**TASK TO CARRY OUT:** Pull out every line below that contains the word "values".

(Stored entries)
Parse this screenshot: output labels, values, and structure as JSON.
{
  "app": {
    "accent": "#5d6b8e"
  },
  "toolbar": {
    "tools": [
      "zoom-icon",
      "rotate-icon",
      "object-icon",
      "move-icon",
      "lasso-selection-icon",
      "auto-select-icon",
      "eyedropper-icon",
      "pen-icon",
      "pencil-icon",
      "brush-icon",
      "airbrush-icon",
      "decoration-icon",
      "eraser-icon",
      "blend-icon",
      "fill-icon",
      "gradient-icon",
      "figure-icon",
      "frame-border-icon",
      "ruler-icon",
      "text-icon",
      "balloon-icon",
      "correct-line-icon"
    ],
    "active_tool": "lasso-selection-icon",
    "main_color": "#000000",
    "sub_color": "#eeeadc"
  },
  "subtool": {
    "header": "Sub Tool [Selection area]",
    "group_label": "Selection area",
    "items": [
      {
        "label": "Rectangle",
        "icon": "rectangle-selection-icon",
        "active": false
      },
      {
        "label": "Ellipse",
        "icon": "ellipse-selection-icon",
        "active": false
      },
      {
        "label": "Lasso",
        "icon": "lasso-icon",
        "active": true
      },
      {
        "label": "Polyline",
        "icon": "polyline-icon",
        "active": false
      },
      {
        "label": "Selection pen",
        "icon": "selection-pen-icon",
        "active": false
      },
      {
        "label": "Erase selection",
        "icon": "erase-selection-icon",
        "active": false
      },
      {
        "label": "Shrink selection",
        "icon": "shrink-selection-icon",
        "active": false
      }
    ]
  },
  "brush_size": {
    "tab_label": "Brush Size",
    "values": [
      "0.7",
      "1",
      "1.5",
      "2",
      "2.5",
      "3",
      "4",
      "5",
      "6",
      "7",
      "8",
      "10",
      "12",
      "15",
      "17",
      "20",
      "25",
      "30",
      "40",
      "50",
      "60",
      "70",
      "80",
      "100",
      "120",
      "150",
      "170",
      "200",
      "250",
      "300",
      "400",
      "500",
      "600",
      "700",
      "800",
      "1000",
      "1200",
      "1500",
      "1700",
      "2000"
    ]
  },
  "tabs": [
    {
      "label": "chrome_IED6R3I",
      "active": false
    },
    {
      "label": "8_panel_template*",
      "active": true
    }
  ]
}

**SOLUTION FOR THIS PROBLEM:**
Parse this screenshot: output labels, values, and structure as JSON.
    "values": [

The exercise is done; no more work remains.